* **How to complete this task**
In the listing below, find every line containing "魔帝追妻" and copy it out.

* **Material to process**
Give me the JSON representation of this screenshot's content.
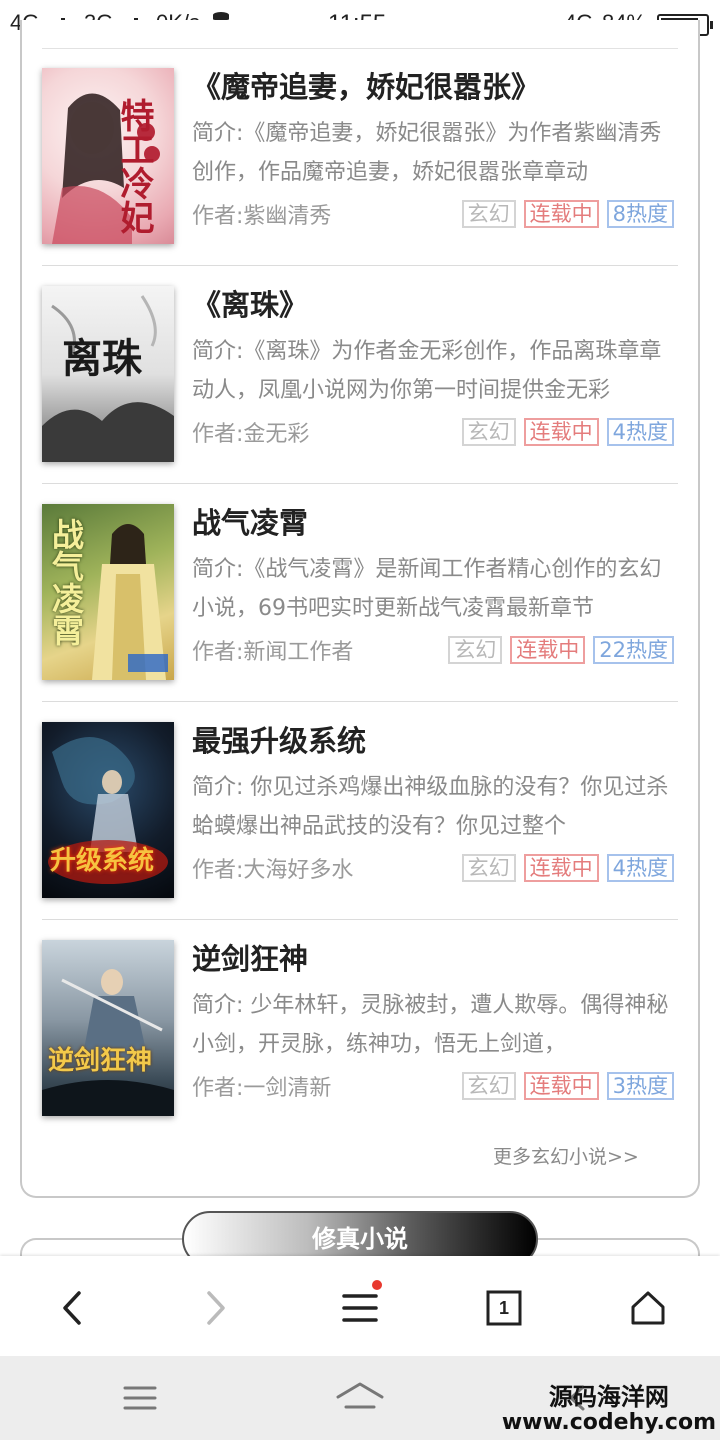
{
  "status_bar": {
    "network1": "4G",
    "network2": "3G",
    "speed": "0K/s",
    "time": "11:55",
    "network3": "4G",
    "battery": "84%",
    "battery_level": 0.84
  },
  "books": [
    {
      "title": "《魔帝追妻，娇妃很嚣张》",
      "desc": "简介:《魔帝追妻，娇妃很嚣张》为作者紫幽清秀创作，作品魔帝追妻，娇妃很嚣张章章动",
      "author": "作者:紫幽清秀",
      "genre": "玄幻",
      "status": "连载中",
      "hot": "8热度",
      "cover_text": "特工冷妃"
    },
    {
      "title": "《离珠》",
      "desc": "简介:《离珠》为作者金无彩创作，作品离珠章章动人，凤凰小说网为你第一时间提供金无彩",
      "author": "作者:金无彩",
      "genre": "玄幻",
      "status": "连载中",
      "hot": "4热度",
      "cover_text": "离珠"
    },
    {
      "title": "战气凌霄",
      "desc": "简介:《战气凌霄》是新闻工作者精心创作的玄幻小说，69书吧实时更新战气凌霄最新章节",
      "author": "作者:新闻工作者",
      "genre": "玄幻",
      "status": "连载中",
      "hot": "22热度",
      "cover_text": "战气凌霄"
    },
    {
      "title": "最强升级系统",
      "desc": "简介: 你见过杀鸡爆出神级血脉的没有？你见过杀蛤蟆爆出神品武技的没有？你见过整个",
      "author": "作者:大海好多水",
      "genre": "玄幻",
      "status": "连载中",
      "hot": "4热度",
      "cover_text": "升级系统"
    },
    {
      "title": "逆剑狂神",
      "desc": "简介: 少年林轩，灵脉被封，遭人欺辱。偶得神秘小剑，开灵脉，练神功，悟无上剑道，",
      "author": "作者:一剑清新",
      "genre": "玄幻",
      "status": "连载中",
      "hot": "3热度",
      "cover_text": "逆剑狂神"
    }
  ],
  "more_link": "更多玄幻小说>>",
  "next_section": "修真小说",
  "browser_bar": {
    "tab_count": "1",
    "icons": [
      "back-arrow-icon",
      "forward-arrow-icon",
      "menu-icon",
      "tabs-icon",
      "home-icon"
    ],
    "accent": "#e8392f"
  },
  "watermark": {
    "line1": "源码海洋网",
    "line2": "www.codehy.com"
  }
}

* **The answer**
      "title": "《魔帝追妻，娇妃很嚣张》",
      "desc": "简介:《魔帝追妻，娇妃很嚣张》为作者紫幽清秀创作，作品魔帝追妻，娇妃很嚣张章章动",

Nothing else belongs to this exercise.